* [YOUR TASK]:
Look through the listing below, find every line with the string "badge", and copy it.

* [INFORMATION SUPPLIED]:
[Start of section]

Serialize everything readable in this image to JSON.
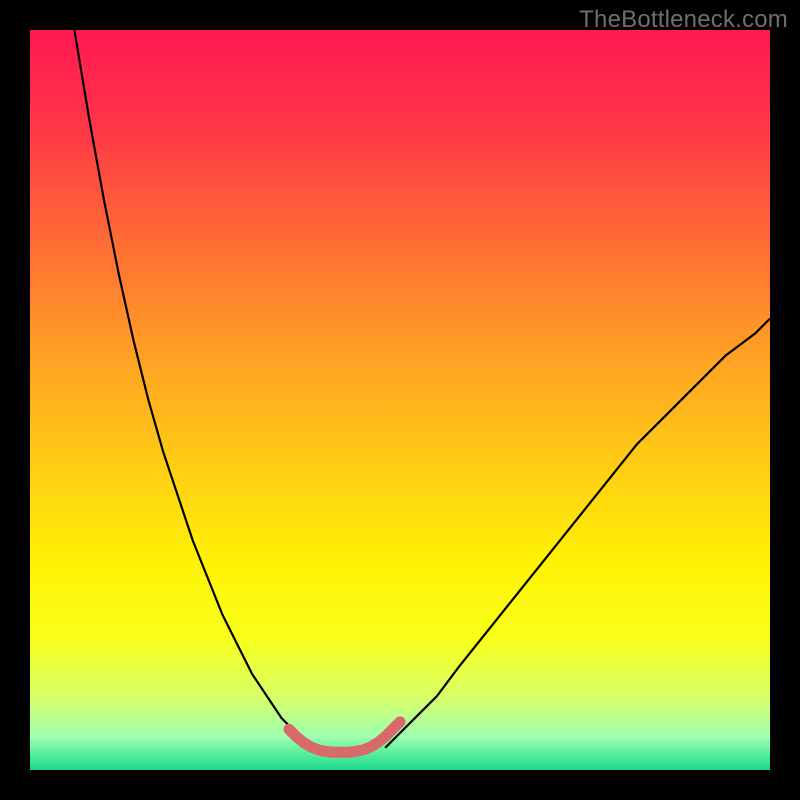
{
  "watermark": "TheBottleneck.com",
  "chart_data": {
    "type": "line",
    "title": "",
    "xlabel": "",
    "ylabel": "",
    "xlim": [
      0,
      100
    ],
    "ylim": [
      0,
      100
    ],
    "grid": false,
    "legend": false,
    "series": [
      {
        "name": "curve-left",
        "stroke": "#000000",
        "stroke_width": 2.2,
        "x": [
          6,
          8,
          10,
          12,
          14,
          16,
          18,
          20,
          22,
          24,
          26,
          28,
          30,
          32,
          34,
          36,
          38
        ],
        "values": [
          100,
          88,
          77,
          67,
          58,
          50,
          43,
          37,
          31,
          26,
          21,
          17,
          13,
          10,
          7,
          5,
          3
        ]
      },
      {
        "name": "curve-right",
        "stroke": "#000000",
        "stroke_width": 2.2,
        "x": [
          48,
          50,
          52,
          55,
          58,
          62,
          66,
          70,
          74,
          78,
          82,
          86,
          90,
          94,
          98,
          100
        ],
        "values": [
          3,
          5,
          7,
          10,
          14,
          19,
          24,
          29,
          34,
          39,
          44,
          48,
          52,
          56,
          59,
          61
        ]
      },
      {
        "name": "valley-marker",
        "stroke": "#d86a6a",
        "stroke_width": 11,
        "linecap": "round",
        "x": [
          35,
          36,
          37,
          38,
          39,
          40,
          41,
          42,
          43,
          44,
          45,
          46,
          47,
          48,
          49,
          50
        ],
        "values": [
          5.5,
          4.5,
          3.7,
          3.1,
          2.7,
          2.5,
          2.4,
          2.4,
          2.4,
          2.5,
          2.7,
          3.1,
          3.7,
          4.5,
          5.5,
          6.5
        ]
      }
    ],
    "background_gradient": {
      "type": "vertical",
      "stops": [
        {
          "offset": 0.0,
          "color": "#ff1a52"
        },
        {
          "offset": 0.12,
          "color": "#ff3348"
        },
        {
          "offset": 0.28,
          "color": "#ff6a36"
        },
        {
          "offset": 0.45,
          "color": "#ffa423"
        },
        {
          "offset": 0.6,
          "color": "#ffd013"
        },
        {
          "offset": 0.72,
          "color": "#fff205"
        },
        {
          "offset": 0.82,
          "color": "#f8ff1a"
        },
        {
          "offset": 0.9,
          "color": "#d8ff66"
        },
        {
          "offset": 0.955,
          "color": "#9fffb0"
        },
        {
          "offset": 0.985,
          "color": "#44e89a"
        },
        {
          "offset": 1.0,
          "color": "#1fd88a"
        }
      ]
    }
  }
}
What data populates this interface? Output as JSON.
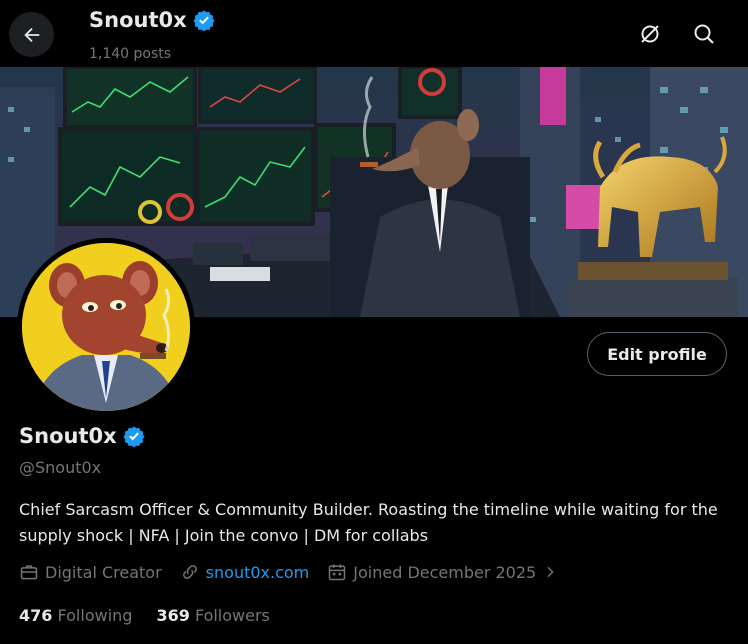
{
  "header": {
    "name": "Snout0x",
    "posts": "1,140 posts"
  },
  "profile": {
    "name": "Snout0x",
    "handle": "@Snout0x",
    "bio": "Chief Sarcasm Officer & Community Builder. Roasting the timeline while waiting for the supply shock | NFA | Join the convo | DM for collabs",
    "category": "Digital Creator",
    "website": "snout0x.com",
    "joined": "Joined December 2025",
    "following_count": "476",
    "following_label": "Following",
    "followers_count": "369",
    "followers_label": "Followers",
    "edit_label": "Edit profile"
  },
  "colors": {
    "verified": "#1d9bf0",
    "link": "#1d9bf0",
    "muted": "#71767b"
  },
  "icons": [
    "back-arrow-icon",
    "verified-badge-icon",
    "dismiss-circle-icon",
    "search-icon",
    "briefcase-icon",
    "link-icon",
    "calendar-icon",
    "chevron-right-icon"
  ]
}
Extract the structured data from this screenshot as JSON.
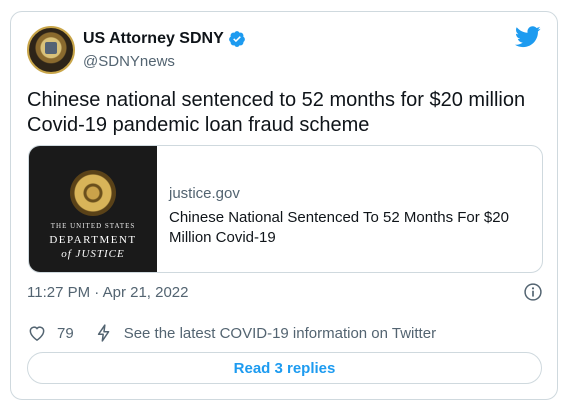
{
  "author": {
    "name": "US Attorney SDNY",
    "handle": "@SDNYnews"
  },
  "tweet": {
    "text": "Chinese national sentenced to 52 months for $20 million Covid-19 pandemic loan fraud scheme",
    "timestamp": "11:27 PM · Apr 21, 2022"
  },
  "card": {
    "image_text": {
      "line1": "THE UNITED STATES",
      "line2": "DEPARTMENT",
      "line3": "of JUSTICE"
    },
    "domain": "justice.gov",
    "title": "Chinese National Sentenced To 52 Months For $20 Million Covid-19"
  },
  "actions": {
    "like_count": "79",
    "covid_info": "See the latest COVID-19 information on Twitter"
  },
  "replies_button": "Read 3 replies",
  "colors": {
    "accent": "#1d9bf0",
    "text": "#0f1419",
    "secondary": "#536471",
    "border": "#cfd9de"
  },
  "icons": [
    "verified-badge-icon",
    "twitter-bird-icon",
    "info-icon",
    "heart-icon",
    "lightning-icon"
  ]
}
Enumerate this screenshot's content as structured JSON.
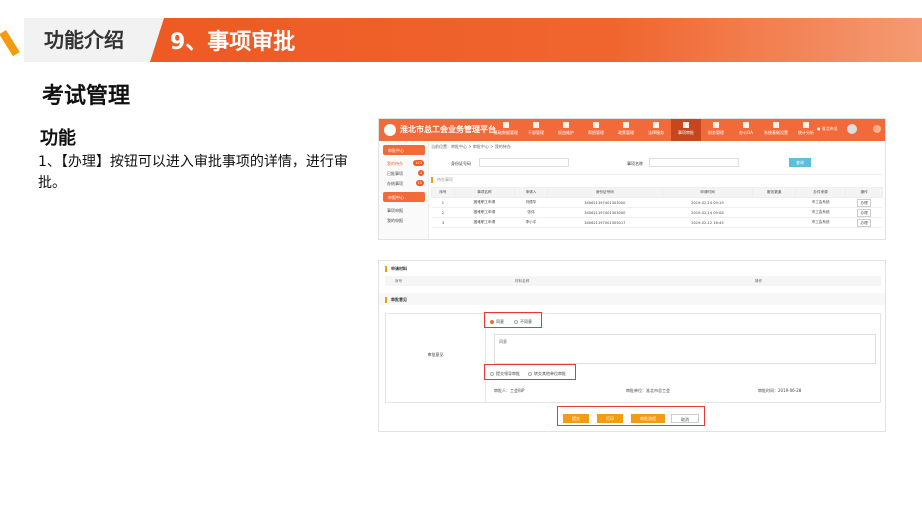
{
  "header": {
    "left_title": "功能介绍",
    "section_title": "9、事项审批"
  },
  "main": {
    "title": "考试管理",
    "subtitle": "功能",
    "description": "1、【办理】按钮可以进入审批事项的详情，进行审批。"
  },
  "shot1": {
    "brand": "淮北市总工会业务管理平台",
    "nav": [
      "基础数据管理",
      "干部管理",
      "权益维护",
      "帮困管理",
      "政策管理",
      "法律服务",
      "事项审批",
      "财务管理",
      "办公OA",
      "系统基础设置",
      "统计分析"
    ],
    "nav_active_index": 6,
    "user": "● 淮北市总",
    "side_groups": [
      {
        "title": "审批中心",
        "items": [
          {
            "label": "我的待办",
            "badge": "123",
            "current": true
          },
          {
            "label": "已批事项",
            "badge": "4",
            "current": false
          },
          {
            "label": "办结事项",
            "badge": "15",
            "current": false
          }
        ]
      },
      {
        "title": "申报中心",
        "items": [
          {
            "label": "事项申报",
            "badge": "",
            "current": false
          },
          {
            "label": "我的申报",
            "badge": "",
            "current": false
          }
        ]
      }
    ],
    "breadcrumb": "当前位置：审批中心 > 审批中心 > 我的待办",
    "search": {
      "field1_label": "身份证号码",
      "field2_label": "事项名称",
      "button": "查询"
    },
    "tab": "待办事项",
    "table": {
      "columns": [
        "序号",
        "事项名称",
        "申请人",
        "身份证号码",
        "申请时间",
        "服务渠道",
        "办件来源",
        "操作"
      ],
      "rows": [
        [
          "1",
          "困难职工申请",
          "刘德华",
          "340621197401303000",
          "2019-02-14 09:19",
          "",
          "市工会系统",
          "办理"
        ],
        [
          "2",
          "困难职工申请",
          "张伟",
          "340621197401303000",
          "2019-02-14 09:08",
          "",
          "市工会系统",
          "办理"
        ],
        [
          "3",
          "困难职工申请",
          "李小平",
          "340621197001303017",
          "2019-02-12 16:45",
          "",
          "市工会系统",
          "办理"
        ]
      ]
    }
  },
  "shot2": {
    "materials_title": "申请材料",
    "materials_columns": [
      "序号",
      "材料名称",
      "操作"
    ],
    "opinion_title": "审批意见",
    "form_label": "审批意见",
    "radios": [
      {
        "label": "同意",
        "on": true
      },
      {
        "label": "不同意",
        "on": false
      }
    ],
    "textarea_hint": "同意",
    "next_radios": [
      {
        "label": "提交领导审批",
        "on": false
      },
      {
        "label": "转交其他单位审批",
        "on": false
      }
    ],
    "info": {
      "reviewer": "审批人：工会科P",
      "unit": "审批单位：淮北市总工会",
      "time": "审批时间：2019-06-28"
    },
    "buttons": [
      "提交",
      "打印",
      "审批流程",
      "取消"
    ]
  }
}
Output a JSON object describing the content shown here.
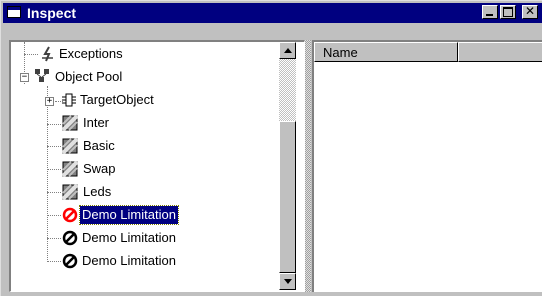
{
  "window": {
    "title": "Inspect"
  },
  "tree": {
    "items": [
      {
        "label": "Exceptions",
        "icon": "exception-icon",
        "selected": false
      },
      {
        "label": "Object Pool",
        "icon": "object-pool-icon",
        "selected": false
      },
      {
        "label": "TargetObject",
        "icon": "target-object-icon",
        "selected": false
      },
      {
        "label": "Inter",
        "icon": "object-icon",
        "selected": false
      },
      {
        "label": "Basic",
        "icon": "object-icon",
        "selected": false
      },
      {
        "label": "Swap",
        "icon": "object-icon",
        "selected": false
      },
      {
        "label": "Leds",
        "icon": "object-icon",
        "selected": false
      },
      {
        "label": "Demo Limitation",
        "icon": "prohibited-icon",
        "selected": true
      },
      {
        "label": "Demo Limitation",
        "icon": "prohibited-icon",
        "selected": false
      },
      {
        "label": "Demo Limitation",
        "icon": "prohibited-icon",
        "selected": false
      }
    ]
  },
  "list": {
    "columns": [
      {
        "label": "Name"
      },
      {
        "label": ""
      }
    ]
  },
  "colors": {
    "titlebar": "#000080",
    "selection": "#000080",
    "face": "#c0c0c0"
  }
}
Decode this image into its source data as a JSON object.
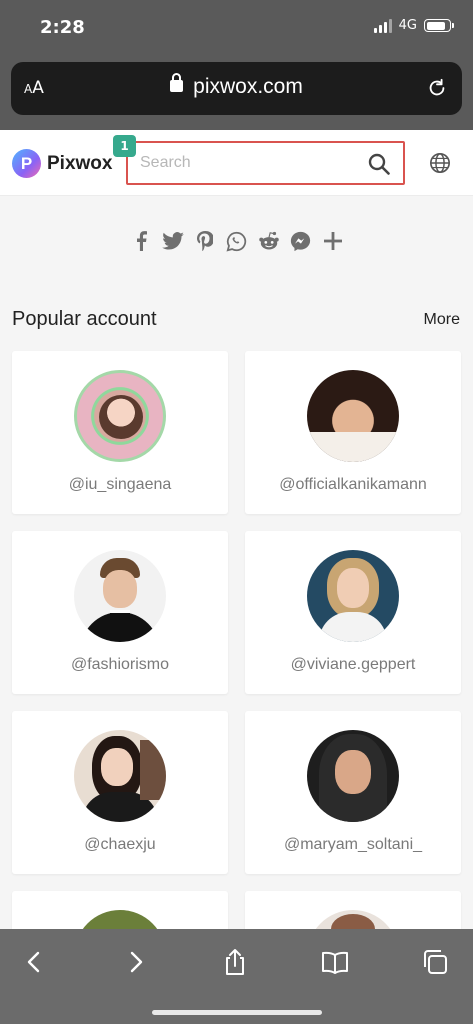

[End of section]

* [SOLVED PROBLEM]:
    "verified-badge-icon",
    "verified-badge-icon",
            "badge": "123",
            "badge": "4",
            "badge": "15",
            "badge": "",
            "badge": "",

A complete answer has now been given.